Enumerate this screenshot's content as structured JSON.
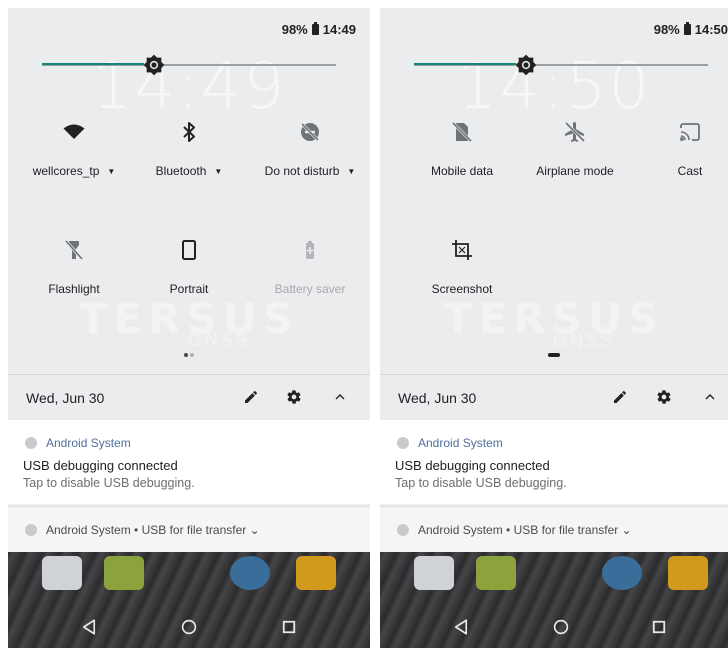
{
  "left": {
    "status": {
      "battery": "98%",
      "time": "14:49"
    },
    "background_clock": "14:49",
    "brightness": 0.38,
    "tiles": [
      {
        "label": "wellcores_tp",
        "dropdown": true,
        "icon": "wifi-icon"
      },
      {
        "label": "Bluetooth",
        "dropdown": true,
        "icon": "bluetooth-icon"
      },
      {
        "label": "Do not disturb",
        "dropdown": true,
        "icon": "dnd-off-icon"
      },
      {
        "label": "Flashlight",
        "icon": "flashlight-off-icon"
      },
      {
        "label": "Portrait",
        "icon": "portrait-icon"
      },
      {
        "label": "Battery saver",
        "icon": "battery-saver-icon",
        "disabled": true
      }
    ],
    "page_indicator": "page 1 of 2"
  },
  "right": {
    "status": {
      "battery": "98%",
      "time": "14:50"
    },
    "background_clock": "14:50",
    "brightness": 0.38,
    "tiles": [
      {
        "label": "Mobile data",
        "icon": "mobile-data-off-icon"
      },
      {
        "label": "Airplane mode",
        "icon": "airplane-off-icon"
      },
      {
        "label": "Cast",
        "icon": "cast-icon"
      },
      {
        "label": "Screenshot",
        "icon": "screenshot-icon"
      }
    ],
    "page_indicator": "page 2 of 2"
  },
  "date": "Wed, Jun 30",
  "watermark": {
    "main": "TERSUS",
    "sub": "GNSS"
  },
  "notification": {
    "app": "Android System",
    "title": "USB debugging connected",
    "text": "Tap to disable USB debugging."
  },
  "notification2": {
    "line": "Android System • USB for file transfer ⌄"
  },
  "colors": {
    "accent": "#14857b",
    "panel_bg": "#ebecee",
    "app_name": "#4f6f9a"
  }
}
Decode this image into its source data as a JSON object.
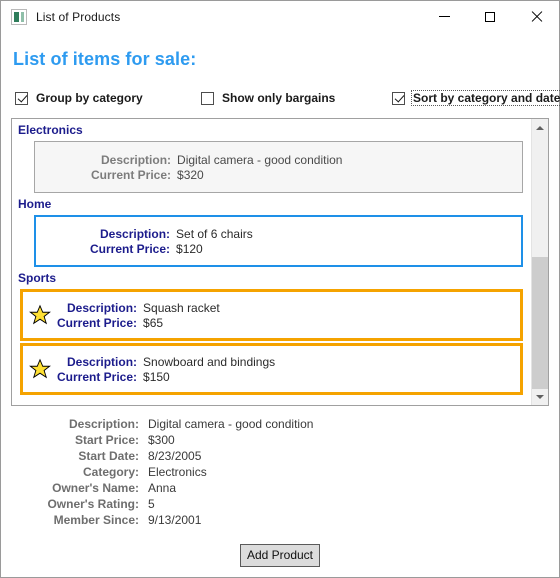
{
  "window": {
    "title": "List of Products",
    "icon": "app-icon",
    "controls": {
      "minimize": "minimize-icon",
      "maximize": "maximize-icon",
      "close": "close-icon"
    }
  },
  "heading": "List of items for sale:",
  "options": [
    {
      "label": "Group by category",
      "checked": true,
      "focused": false
    },
    {
      "label": "Show only bargains",
      "checked": false,
      "focused": false
    },
    {
      "label": "Sort by category and date",
      "checked": true,
      "focused": true
    }
  ],
  "list": {
    "field_labels": {
      "description": "Description:",
      "current_price": "Current Price:"
    },
    "groups": [
      {
        "name": "Electronics",
        "items": [
          {
            "description": "Digital camera - good condition",
            "current_price": "$320",
            "state": "disabled",
            "bargain": false
          }
        ]
      },
      {
        "name": "Home",
        "items": [
          {
            "description": "Set of 6 chairs",
            "current_price": "$120",
            "state": "selected",
            "bargain": false
          }
        ]
      },
      {
        "name": "Sports",
        "items": [
          {
            "description": "Squash racket",
            "current_price": "$65",
            "state": "bargain",
            "bargain": true
          },
          {
            "description": "Snowboard and bindings",
            "current_price": "$150",
            "state": "bargain",
            "bargain": true
          }
        ]
      }
    ],
    "scrollbar": {
      "up_icon": "scroll-up-icon",
      "down_icon": "scroll-down-icon"
    }
  },
  "details": {
    "rows": [
      {
        "label": "Description:",
        "value": "Digital camera - good condition"
      },
      {
        "label": "Start Price:",
        "value": "$300"
      },
      {
        "label": "Start Date:",
        "value": "8/23/2005"
      },
      {
        "label": "Category:",
        "value": "Electronics"
      },
      {
        "label": "Owner's Name:",
        "value": "Anna"
      },
      {
        "label": "Owner's Rating:",
        "value": "5"
      },
      {
        "label": "Member Since:",
        "value": "9/13/2001"
      }
    ]
  },
  "add_button": "Add Product",
  "colors": {
    "heading": "#2e9bf0",
    "group_header": "#1c1c8c",
    "selected_border": "#1e90e8",
    "bargain_border": "#f5a300",
    "star_fill": "#ffe033",
    "disabled_text": "#7c7c7c"
  }
}
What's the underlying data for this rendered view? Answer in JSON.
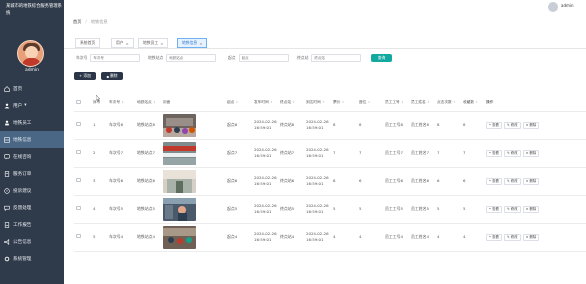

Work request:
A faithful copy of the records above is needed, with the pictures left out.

Task response:
Enumerate this screenshot's content as structured JSON.
{
  "left": {
    "status": {
      "battery": "98%",
      "time": "14:49"
    },
    "background_clock": "14:49",
    "brightness": 0.38,
    "tiles": [
      {
        "label": "wellcores_tp",
        "dropdown": true,
        "icon": "wifi-icon"
      },
      {
        "label": "Bluetooth",
        "dropdown": true,
        "icon": "bluetooth-icon"
      },
      {
        "label": "Do not disturb",
        "dropdown": true,
        "icon": "dnd-off-icon"
      },
      {
        "label": "Flashlight",
        "icon": "flashlight-off-icon"
      },
      {
        "label": "Portrait",
        "icon": "portrait-icon"
      },
      {
        "label": "Battery saver",
        "icon": "battery-saver-icon",
        "disabled": true
      }
    ],
    "page_indicator": "page 1 of 2"
  },
  "right": {
    "status": {
      "battery": "98%",
      "time": "14:50"
    },
    "background_clock": "14:50",
    "brightness": 0.38,
    "tiles": [
      {
        "label": "Mobile data",
        "icon": "mobile-data-off-icon"
      },
      {
        "label": "Airplane mode",
        "icon": "airplane-off-icon"
      },
      {
        "label": "Cast",
        "icon": "cast-icon"
      },
      {
        "label": "Screenshot",
        "icon": "screenshot-icon"
      }
    ],
    "page_indicator": "page 2 of 2"
  },
  "date": "Wed, Jun 30",
  "watermark": {
    "main": "TERSUS",
    "sub": "GNSS"
  },
  "notification": {
    "app": "Android System",
    "title": "USB debugging connected",
    "text": "Tap to disable USB debugging."
  },
  "notification2": {
    "line": "Android System • USB for file transfer ⌄"
  },
  "colors": {
    "accent": "#14857b",
    "panel_bg": "#ebecee",
    "app_name": "#4f6f9a"
  }
}
Decode this image into its source data as a JSON object.
{
  "window": {
    "title": "List of Products",
    "icon": "app-icon",
    "controls": {
      "minimize": "minimize-icon",
      "maximize": "maximize-icon",
      "close": "close-icon"
    }
  },
  "heading": "List of items for sale:",
  "options": [
    {
      "label": "Group by category",
      "checked": true,
      "focused": false
    },
    {
      "label": "Show only bargains",
      "checked": false,
      "focused": false
    },
    {
      "label": "Sort by category and date",
      "checked": true,
      "focused": true
    }
  ],
  "list": {
    "field_labels": {
      "description": "Description:",
      "current_price": "Current Price:"
    },
    "groups": [
      {
        "name": "Electronics",
        "items": [
          {
            "description": "Digital camera - good condition",
            "current_price": "$320",
            "state": "disabled",
            "bargain": false
          }
        ]
      },
      {
        "name": "Home",
        "items": [
          {
            "description": "Set of 6 chairs",
            "current_price": "$120",
            "state": "selected",
            "bargain": false
          }
        ]
      },
      {
        "name": "Sports",
        "items": [
          {
            "description": "Squash racket",
            "current_price": "$65",
            "state": "bargain",
            "bargain": true
          },
          {
            "description": "Snowboard and bindings",
            "current_price": "$150",
            "state": "bargain",
            "bargain": true
          }
        ]
      }
    ],
    "scrollbar": {
      "up_icon": "scroll-up-icon",
      "down_icon": "scroll-down-icon"
    }
  },
  "details": {
    "rows": [
      {
        "label": "Description:",
        "value": "Digital camera - good condition"
      },
      {
        "label": "Start Price:",
        "value": "$300"
      },
      {
        "label": "Start Date:",
        "value": "8/23/2005"
      },
      {
        "label": "Category:",
        "value": "Electronics"
      },
      {
        "label": "Owner's Name:",
        "value": "Anna"
      },
      {
        "label": "Owner's Rating:",
        "value": "5"
      },
      {
        "label": "Member Since:",
        "value": "9/13/2001"
      }
    ]
  },
  "add_button": "Add Product",
  "colors": {
    "heading": "#2e9bf0",
    "group_header": "#1c1c8c",
    "selected_border": "#1e90e8",
    "bargain_border": "#f5a300",
    "star_fill": "#ffe033",
    "disabled_text": "#7c7c7c"
  }
}
What's the underlying data for this rendered view? Answer in JSON.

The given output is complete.